Panic attacks can seriously hinder a person’;s life. Because of these attacks, he or she may start avoiding certain people, places and things in anticipation of an attack. This avoidance can ever turn into a phobia of whatever’;s being avoided. It is recommended, therefore, that if a person experiences an attack, he or she should immediately seek medical help.

There is no real cure or treatment for panic attacks for now since scientists and researchers have yet to find the actual cause of this disorder. But in place of this, a doctor can help the patient in relieving or avoiding further attacks through a series of therapies. One such treatment is called the relaxation technique. The patient is taught several muscle relaxation exercises to perform when he or she feels that an attack is coming on. It starts off by relaxing the shoulders and trying to relieve the stress from the neck. The goal is to achieve total body relaxation in order to avoid the attack. The key to this technique is in learning how to control one’;s breathing.

Another common technique is behavioral therapy.
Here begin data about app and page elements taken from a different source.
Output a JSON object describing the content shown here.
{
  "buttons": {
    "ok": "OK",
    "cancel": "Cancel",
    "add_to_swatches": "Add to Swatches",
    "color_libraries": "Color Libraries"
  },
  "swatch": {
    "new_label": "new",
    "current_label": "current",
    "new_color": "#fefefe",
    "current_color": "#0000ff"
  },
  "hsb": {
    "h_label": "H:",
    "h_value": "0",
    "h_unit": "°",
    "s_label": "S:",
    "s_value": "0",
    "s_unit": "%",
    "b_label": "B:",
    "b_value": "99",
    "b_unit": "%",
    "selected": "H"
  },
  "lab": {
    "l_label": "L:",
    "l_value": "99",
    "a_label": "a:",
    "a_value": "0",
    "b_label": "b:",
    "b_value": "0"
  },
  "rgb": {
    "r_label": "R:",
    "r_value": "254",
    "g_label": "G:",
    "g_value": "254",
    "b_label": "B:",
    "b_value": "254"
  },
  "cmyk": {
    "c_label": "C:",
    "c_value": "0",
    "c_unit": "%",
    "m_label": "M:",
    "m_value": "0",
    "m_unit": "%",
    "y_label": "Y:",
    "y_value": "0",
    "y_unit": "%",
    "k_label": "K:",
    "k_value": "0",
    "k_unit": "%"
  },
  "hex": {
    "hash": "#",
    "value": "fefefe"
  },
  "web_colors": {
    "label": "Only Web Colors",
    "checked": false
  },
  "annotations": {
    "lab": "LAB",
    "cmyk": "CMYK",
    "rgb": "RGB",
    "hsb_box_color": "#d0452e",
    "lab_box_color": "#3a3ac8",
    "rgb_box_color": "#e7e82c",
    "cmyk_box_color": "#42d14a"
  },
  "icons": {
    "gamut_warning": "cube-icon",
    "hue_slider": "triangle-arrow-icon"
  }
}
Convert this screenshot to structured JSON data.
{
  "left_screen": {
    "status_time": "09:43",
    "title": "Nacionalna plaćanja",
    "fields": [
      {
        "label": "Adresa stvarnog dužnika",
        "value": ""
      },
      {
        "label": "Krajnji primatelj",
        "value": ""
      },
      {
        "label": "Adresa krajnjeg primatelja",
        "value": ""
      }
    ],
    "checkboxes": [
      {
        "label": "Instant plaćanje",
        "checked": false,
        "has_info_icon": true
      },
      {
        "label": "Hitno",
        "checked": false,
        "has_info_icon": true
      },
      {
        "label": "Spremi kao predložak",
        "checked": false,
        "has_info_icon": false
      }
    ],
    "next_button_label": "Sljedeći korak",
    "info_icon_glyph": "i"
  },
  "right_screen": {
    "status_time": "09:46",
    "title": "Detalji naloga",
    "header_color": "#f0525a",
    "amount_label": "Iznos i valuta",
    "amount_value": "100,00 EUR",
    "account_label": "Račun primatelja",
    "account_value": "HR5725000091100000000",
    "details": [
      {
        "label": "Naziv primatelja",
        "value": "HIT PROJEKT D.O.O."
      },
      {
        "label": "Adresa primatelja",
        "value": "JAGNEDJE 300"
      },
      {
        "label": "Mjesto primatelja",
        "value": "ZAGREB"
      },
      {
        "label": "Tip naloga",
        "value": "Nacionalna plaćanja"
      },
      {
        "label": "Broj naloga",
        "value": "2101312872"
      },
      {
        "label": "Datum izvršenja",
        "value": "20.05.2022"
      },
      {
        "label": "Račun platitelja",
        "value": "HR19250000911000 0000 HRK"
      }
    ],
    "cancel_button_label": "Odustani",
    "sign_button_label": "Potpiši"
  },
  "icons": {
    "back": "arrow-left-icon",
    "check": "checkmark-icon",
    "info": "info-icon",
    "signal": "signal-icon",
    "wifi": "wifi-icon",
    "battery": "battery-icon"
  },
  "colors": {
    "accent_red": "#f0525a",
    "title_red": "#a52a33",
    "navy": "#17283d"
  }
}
People who’;ve experienced a panic attack in the past tend to suffer from another attack once he or she feels any symptom. That symptom is enough for him to think that another attack is coming, hence, the person feels intense fear; This then becomes the attack itself. Behavioral therapy trains the person to look past the symptom and to understand that there is nothing there but his or her own fear. Once the person realizes and understands this, he or she can dodge the attack.

Medication can also be given to a person suffering from panic disorder. These medications do not actually target the cause, since the real cause is unknown. What it does however is regulate or control the symptoms that a person experiences before or during an attack. In effect, this reduces the severity of the attack and the number of overall attacks. At the same time, the medication can also reduce the amount of anxiety and fear that is associated with having another episode.